PROBLEM TO SOLVE.
Report, as a number alone, how many lines below contain the string "true".

INPUT DATA.
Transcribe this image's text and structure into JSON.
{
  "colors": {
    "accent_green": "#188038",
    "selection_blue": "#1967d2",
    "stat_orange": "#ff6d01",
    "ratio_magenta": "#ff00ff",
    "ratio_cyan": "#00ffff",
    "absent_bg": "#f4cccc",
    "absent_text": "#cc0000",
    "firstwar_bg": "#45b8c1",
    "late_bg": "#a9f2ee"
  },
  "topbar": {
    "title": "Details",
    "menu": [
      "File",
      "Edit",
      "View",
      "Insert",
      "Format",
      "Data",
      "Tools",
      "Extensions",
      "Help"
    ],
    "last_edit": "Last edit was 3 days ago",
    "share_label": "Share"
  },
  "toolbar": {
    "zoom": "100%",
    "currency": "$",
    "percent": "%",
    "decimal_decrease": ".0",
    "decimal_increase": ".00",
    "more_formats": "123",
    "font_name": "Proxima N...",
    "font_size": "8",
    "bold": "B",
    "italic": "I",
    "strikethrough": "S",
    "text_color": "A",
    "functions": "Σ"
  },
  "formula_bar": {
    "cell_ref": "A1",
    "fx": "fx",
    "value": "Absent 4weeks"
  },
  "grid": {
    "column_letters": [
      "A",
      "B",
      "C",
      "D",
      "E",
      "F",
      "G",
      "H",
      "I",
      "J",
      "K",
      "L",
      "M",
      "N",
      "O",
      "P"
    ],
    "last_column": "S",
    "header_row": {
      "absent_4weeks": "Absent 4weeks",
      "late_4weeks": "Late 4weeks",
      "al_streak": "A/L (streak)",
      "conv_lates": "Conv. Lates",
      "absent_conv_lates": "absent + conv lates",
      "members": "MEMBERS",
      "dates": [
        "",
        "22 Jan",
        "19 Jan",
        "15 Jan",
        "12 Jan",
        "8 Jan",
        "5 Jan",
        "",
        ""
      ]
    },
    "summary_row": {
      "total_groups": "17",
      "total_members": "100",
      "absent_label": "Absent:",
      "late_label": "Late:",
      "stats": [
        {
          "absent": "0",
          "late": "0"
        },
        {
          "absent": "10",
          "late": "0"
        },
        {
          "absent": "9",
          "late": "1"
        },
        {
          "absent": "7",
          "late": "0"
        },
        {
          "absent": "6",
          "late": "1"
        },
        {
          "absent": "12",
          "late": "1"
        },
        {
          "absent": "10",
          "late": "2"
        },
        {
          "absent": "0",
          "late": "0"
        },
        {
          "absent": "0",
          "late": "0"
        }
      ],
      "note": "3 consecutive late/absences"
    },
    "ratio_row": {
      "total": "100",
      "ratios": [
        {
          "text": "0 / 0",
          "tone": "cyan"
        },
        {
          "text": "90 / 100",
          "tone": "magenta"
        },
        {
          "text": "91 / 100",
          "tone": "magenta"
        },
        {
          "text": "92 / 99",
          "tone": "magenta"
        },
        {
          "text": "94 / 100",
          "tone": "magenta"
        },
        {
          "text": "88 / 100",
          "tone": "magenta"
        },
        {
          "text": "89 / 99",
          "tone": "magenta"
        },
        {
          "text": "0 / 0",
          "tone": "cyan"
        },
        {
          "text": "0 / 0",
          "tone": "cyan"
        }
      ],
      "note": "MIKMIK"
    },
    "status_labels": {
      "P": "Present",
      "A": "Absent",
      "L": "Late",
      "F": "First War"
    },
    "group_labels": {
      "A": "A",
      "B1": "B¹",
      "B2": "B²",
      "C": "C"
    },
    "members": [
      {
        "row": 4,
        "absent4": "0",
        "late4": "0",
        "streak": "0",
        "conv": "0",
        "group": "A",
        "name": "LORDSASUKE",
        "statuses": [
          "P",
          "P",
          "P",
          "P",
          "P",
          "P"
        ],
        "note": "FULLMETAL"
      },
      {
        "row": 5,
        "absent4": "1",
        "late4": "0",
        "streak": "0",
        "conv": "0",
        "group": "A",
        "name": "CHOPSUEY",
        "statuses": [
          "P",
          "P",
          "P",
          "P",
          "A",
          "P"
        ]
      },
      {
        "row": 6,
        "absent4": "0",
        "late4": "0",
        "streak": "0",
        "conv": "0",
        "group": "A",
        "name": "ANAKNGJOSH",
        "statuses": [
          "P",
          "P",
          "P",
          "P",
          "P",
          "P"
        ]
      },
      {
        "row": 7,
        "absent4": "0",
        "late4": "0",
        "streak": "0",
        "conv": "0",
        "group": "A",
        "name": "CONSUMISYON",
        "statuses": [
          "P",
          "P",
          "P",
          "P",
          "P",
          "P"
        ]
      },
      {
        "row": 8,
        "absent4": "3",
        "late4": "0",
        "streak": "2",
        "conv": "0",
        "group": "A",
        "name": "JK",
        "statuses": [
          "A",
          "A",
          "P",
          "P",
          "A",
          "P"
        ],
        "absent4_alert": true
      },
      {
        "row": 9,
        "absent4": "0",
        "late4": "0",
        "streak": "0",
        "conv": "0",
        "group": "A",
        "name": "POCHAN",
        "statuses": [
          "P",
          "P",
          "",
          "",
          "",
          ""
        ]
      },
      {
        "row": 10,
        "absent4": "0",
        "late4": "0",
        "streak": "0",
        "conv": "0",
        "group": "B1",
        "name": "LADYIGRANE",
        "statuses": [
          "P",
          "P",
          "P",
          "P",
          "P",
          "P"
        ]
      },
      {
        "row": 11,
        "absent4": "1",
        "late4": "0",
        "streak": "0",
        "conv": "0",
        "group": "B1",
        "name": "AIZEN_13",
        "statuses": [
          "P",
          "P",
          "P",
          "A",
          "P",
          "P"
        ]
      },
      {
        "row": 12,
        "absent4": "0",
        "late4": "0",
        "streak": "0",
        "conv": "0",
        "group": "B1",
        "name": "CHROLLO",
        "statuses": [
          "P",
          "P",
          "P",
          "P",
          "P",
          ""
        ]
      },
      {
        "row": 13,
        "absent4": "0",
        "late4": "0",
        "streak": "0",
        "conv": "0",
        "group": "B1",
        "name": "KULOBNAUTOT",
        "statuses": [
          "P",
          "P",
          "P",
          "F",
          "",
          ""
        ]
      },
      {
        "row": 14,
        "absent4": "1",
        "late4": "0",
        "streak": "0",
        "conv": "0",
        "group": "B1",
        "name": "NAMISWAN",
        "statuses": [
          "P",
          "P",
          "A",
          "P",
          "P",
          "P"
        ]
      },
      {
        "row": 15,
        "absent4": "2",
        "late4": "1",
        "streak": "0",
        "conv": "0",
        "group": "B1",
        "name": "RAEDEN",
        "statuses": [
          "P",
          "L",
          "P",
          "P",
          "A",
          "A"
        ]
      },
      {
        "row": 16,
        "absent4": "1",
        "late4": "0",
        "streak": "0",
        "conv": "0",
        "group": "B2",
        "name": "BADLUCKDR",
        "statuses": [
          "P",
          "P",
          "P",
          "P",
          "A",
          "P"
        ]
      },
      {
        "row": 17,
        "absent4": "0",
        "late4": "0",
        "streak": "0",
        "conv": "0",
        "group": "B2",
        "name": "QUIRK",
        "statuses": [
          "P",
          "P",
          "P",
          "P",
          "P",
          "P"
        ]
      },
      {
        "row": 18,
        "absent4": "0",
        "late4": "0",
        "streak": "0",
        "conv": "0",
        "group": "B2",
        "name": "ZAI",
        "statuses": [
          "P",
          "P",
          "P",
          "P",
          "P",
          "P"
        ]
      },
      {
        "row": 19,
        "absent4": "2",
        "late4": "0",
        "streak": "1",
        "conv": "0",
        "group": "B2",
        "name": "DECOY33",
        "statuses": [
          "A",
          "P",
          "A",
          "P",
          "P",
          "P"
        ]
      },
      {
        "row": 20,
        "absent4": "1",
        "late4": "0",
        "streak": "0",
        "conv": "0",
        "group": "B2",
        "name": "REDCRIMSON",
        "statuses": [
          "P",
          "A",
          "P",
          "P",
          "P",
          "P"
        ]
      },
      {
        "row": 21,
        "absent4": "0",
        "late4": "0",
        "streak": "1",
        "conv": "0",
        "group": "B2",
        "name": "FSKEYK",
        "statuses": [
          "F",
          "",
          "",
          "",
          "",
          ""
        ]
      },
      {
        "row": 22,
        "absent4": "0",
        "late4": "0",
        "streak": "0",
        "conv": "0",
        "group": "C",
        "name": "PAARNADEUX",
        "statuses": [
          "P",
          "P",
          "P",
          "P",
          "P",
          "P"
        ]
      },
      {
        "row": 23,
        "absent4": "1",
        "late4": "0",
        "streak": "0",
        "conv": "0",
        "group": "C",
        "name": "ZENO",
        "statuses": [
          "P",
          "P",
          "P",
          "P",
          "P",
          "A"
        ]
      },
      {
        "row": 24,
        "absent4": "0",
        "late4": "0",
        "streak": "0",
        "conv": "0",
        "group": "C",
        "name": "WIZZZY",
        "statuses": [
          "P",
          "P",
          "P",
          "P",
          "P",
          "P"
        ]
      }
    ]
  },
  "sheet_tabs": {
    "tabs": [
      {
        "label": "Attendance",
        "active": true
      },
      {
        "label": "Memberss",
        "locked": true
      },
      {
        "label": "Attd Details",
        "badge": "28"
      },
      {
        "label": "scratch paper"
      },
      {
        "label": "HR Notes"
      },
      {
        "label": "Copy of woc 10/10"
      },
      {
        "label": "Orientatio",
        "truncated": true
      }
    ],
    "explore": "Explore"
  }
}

RESULT OF THIS EXERCISE.
4